First, Understand Customer Needs

To develop an offering, you need to understand the factors that are most important to your customers. Market research enables your development team to incorporate the product features and benefits that reflect customer needs. However, it can be more difficult to identify the non-product needs that make up the total offering. If customers need components or raw materials quickly to keep production lines running, for example, including express delivery in your offering gives you an advantage over competitors that only provide standard delivery. Offering the convenience of ordering your products online, rather than visiting a store, may represent value to some of your customers.

Offer Support

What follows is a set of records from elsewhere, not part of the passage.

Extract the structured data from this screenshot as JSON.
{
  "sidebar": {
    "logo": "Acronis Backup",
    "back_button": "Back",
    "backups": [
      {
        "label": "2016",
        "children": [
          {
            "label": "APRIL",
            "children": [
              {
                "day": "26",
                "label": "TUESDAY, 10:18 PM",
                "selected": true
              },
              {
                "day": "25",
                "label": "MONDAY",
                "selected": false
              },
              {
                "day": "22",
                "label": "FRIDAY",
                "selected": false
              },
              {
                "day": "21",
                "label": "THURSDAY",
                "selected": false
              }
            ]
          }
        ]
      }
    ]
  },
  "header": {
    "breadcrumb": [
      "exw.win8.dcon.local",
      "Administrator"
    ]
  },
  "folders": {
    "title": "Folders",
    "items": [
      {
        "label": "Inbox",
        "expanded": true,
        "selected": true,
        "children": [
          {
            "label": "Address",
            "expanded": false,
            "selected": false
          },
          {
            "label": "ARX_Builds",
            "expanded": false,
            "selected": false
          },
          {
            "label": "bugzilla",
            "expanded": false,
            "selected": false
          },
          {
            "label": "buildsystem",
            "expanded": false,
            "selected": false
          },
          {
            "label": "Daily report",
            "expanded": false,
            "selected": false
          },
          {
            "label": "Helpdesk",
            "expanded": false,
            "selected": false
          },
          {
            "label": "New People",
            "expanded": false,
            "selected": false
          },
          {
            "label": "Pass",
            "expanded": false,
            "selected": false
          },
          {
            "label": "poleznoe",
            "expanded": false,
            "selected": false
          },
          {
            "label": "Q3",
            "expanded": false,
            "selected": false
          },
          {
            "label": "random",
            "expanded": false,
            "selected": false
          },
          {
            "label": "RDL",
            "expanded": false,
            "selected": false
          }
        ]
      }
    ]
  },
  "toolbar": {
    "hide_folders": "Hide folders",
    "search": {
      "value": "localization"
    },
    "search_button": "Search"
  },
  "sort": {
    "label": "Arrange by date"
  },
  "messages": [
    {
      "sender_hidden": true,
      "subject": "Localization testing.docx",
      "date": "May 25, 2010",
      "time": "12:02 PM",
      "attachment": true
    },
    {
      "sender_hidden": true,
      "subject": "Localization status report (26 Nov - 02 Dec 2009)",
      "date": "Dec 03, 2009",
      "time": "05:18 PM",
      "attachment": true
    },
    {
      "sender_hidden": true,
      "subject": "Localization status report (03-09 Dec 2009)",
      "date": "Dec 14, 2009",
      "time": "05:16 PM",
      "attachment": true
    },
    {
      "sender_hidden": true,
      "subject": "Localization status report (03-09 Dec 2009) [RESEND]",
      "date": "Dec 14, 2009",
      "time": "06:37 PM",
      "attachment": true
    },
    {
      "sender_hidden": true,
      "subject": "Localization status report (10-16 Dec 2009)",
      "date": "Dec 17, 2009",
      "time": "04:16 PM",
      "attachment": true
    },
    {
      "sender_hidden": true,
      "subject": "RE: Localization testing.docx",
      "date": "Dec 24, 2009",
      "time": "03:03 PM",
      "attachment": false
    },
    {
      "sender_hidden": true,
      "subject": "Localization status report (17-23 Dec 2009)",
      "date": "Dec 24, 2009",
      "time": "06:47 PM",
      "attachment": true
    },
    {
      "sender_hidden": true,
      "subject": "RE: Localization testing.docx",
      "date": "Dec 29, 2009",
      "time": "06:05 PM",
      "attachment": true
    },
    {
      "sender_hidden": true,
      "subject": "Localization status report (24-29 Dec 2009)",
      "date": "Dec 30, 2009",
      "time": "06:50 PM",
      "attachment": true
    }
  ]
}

Support is an important element in a customer offering if you market products that are complex, difficult to install or require regular maintenance. If you market consumer electrical products, such as home entertainment systems for example, your customers will appreciate the convenience of having a specialist install and set up the system to get the best performance. A company buying a machine tool puts value on a proactive support package that uses remote diagnostics to keep their equipment running efficiently with minimal downtime

Offering Convenience

Customer convenience is an intangible factor that can provide a strong differentiator to your offering. Auto repair shops that operate extended hours or provide a collection and delivery service offer busy customers a level of convenience that goes beyond the quality of their workmanship. A computer software company that provides customers with automated upgrades when it releases new versions reduces the time customers have to spend on upgrading. Offering business customers tailored finance deals helps them improve their cash flow and may secure you the contract.

Strong Customer Service

Quality of customer service is another intangible factor. By making courtesy calls after a customer buys a product, you can demonstrate that you offer high levels of customer care. Responding quickly to service requests gives customers confidence and peace of mind that they are dealing with a reliable supplier.

Value Bundling

Customers put a different value on different aspects of a product, so it is important to match the offering to the customer. By offering customers different combinations of products and added value elements, a process known as “bundling,” you can satisfy the needs of individual customers.